I saw this phrasal verb in a song (Hand in my pocket by Alanis Morissette), but I don't find this verb here. One another question: in this same song there's this one other phrasal verb "boil down to". It's in the place of the first one.
Thanks a lot!!!!
Last edited by Joannes Souza; 26-Jun-2008 at 19:02.
[quote=paochai01;308449]'Come down to something' means 'to be recognized as the most important thing'./quote]
I don't know that I agree. It is commonly used to establish any subject upon which you're expressing an opinion, not necessarily a most important thing.
That's true, but that's not what it means in the song.
"What it all comes down to" = what it means in the final analysis of things.
I can give you statistics for half an hour, and then say "What is all comes down to" or "What is boils down to"... is that we're losing market share with our most profitable products and with our most important clients while our least profitable products are the only ones that are not losing marek share. The situation is bad.
"Boil down to," on the other hand, does imply the most important thing on its own: boiling is a process of reduction, such as boiling maple sap to make syrup. The sap itself is basically useless: it is the syrup we're after (or even further down, sugar), so we boil the sap to remove the water. The imagery is that of removing the unimportant parts.
I overlooked the connection between "come down to" and "boil down to" in my first comment. Had I looked more closely, I would say that Morrissette was using the two interchangeably.
Last edited by mfwills; 14-Jun-2008 at 11:46.
In the end, it all comes down to the fact that you don't really care about me.
In the end, it all is because of the fact that you don't really care about me.
Answers: Idioms with come / English and grammar
come down to: Information and Much More from Answers.com
boils down to
Click Idioms: what-if -- what the Sam Hill
boil down: Information and Much More from Answers.com
Steady on, mfw!
The "all" was indeed part of the original question in that the question specifically mentioned the song by Alanis Morissette. Unless you've listened to a different version than I have, it's in there.
My post was made in response to the post prior to mine saying "'come down to' could also mean 'to get lower' (price, level, value, etc.) or 'to accept a lower price, value, etc.' or 'to travel south to a place' "
And while I agreed that that was true, it was not the answer to the original poster's question.
What it all comes down to
Is that everything's gonna be quite alright
'cause I've got one hand in my pocket
And what it all comes down to
And what it all comes down to...
It may be in the lyrics, but we're not listening to lyrics, we're responding to text displayed on a screen. Yes, the song is referenced, but having never heard it, all I have to go on is that which is actually visible in the original question and answer, upon which I based my comments.
I would suggest that if someone knows referenced material is other than as quoted, such should be pointed out.

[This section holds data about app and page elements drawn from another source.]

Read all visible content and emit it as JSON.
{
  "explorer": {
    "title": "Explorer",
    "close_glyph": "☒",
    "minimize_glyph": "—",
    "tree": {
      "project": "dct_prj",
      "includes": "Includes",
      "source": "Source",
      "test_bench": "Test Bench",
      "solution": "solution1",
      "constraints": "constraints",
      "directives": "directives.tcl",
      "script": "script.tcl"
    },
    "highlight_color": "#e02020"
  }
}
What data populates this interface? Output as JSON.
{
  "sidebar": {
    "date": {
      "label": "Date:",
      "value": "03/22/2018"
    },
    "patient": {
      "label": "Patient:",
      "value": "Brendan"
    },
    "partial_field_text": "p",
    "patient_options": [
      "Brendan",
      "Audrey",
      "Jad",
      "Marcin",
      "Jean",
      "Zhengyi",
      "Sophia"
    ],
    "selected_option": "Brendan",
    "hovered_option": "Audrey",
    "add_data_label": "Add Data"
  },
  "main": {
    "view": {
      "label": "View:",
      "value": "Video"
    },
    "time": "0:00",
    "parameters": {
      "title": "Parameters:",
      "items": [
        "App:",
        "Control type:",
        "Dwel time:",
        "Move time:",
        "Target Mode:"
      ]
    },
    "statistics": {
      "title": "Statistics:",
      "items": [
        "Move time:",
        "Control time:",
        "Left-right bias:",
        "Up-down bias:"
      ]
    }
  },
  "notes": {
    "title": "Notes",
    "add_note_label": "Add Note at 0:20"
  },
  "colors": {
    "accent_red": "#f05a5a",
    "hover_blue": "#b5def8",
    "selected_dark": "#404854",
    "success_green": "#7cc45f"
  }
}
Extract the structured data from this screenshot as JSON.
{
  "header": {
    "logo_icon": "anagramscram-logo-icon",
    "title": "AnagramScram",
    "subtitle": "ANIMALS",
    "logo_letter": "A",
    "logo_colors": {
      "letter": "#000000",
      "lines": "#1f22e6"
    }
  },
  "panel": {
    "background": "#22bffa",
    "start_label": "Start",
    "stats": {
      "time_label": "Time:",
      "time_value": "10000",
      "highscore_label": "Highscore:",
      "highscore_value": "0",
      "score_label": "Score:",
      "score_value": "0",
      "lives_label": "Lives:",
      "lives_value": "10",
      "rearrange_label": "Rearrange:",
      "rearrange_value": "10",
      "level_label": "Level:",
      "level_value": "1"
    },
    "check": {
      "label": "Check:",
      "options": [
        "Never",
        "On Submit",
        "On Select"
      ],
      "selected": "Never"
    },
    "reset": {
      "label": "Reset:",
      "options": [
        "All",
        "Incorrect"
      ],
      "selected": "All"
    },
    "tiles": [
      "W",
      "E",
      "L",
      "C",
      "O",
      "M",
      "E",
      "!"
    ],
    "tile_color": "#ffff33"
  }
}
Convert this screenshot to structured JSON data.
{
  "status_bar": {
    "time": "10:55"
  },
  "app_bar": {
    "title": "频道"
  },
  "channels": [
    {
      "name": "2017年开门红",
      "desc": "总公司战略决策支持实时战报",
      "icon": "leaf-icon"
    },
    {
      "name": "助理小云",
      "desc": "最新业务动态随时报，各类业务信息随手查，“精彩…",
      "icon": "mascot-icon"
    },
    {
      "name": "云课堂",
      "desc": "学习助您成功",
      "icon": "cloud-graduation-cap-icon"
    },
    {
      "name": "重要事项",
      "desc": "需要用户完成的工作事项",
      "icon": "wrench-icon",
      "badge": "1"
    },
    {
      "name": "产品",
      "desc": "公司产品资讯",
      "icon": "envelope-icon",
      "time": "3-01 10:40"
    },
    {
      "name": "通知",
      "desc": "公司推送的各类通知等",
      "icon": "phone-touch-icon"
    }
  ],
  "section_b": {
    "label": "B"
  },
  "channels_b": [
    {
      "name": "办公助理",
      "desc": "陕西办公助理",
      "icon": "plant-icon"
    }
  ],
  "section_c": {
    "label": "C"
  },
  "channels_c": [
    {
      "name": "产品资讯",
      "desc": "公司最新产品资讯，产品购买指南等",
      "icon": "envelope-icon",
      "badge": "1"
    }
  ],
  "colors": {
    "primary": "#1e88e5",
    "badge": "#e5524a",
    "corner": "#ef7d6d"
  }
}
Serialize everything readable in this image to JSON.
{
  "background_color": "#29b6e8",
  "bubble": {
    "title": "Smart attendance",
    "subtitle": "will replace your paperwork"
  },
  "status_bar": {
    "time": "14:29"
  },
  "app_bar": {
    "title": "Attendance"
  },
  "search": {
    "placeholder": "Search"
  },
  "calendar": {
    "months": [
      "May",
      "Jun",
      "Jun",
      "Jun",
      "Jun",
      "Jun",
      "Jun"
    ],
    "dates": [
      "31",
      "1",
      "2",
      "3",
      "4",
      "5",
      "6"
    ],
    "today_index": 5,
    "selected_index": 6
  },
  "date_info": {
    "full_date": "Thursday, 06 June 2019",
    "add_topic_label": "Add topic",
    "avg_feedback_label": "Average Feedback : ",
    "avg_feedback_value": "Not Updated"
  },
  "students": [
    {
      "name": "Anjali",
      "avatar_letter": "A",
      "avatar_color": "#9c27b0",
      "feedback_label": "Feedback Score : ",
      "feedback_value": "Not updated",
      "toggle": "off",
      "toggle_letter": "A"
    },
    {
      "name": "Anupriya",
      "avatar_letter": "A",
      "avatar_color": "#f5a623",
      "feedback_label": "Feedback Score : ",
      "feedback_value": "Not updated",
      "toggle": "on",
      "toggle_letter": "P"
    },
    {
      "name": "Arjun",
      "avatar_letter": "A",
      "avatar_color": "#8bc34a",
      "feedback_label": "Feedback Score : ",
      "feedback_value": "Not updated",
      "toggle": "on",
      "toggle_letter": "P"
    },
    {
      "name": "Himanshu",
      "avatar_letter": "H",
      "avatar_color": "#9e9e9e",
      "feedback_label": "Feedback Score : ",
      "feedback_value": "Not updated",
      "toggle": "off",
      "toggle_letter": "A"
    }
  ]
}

I am indeed steady on that neither the original question nor the original answer as displayed here contain the word "all," and, lacking that, the phrase takes on a different meaning.
Last edited by mfwills; 15-Jun-2008 at 11:15.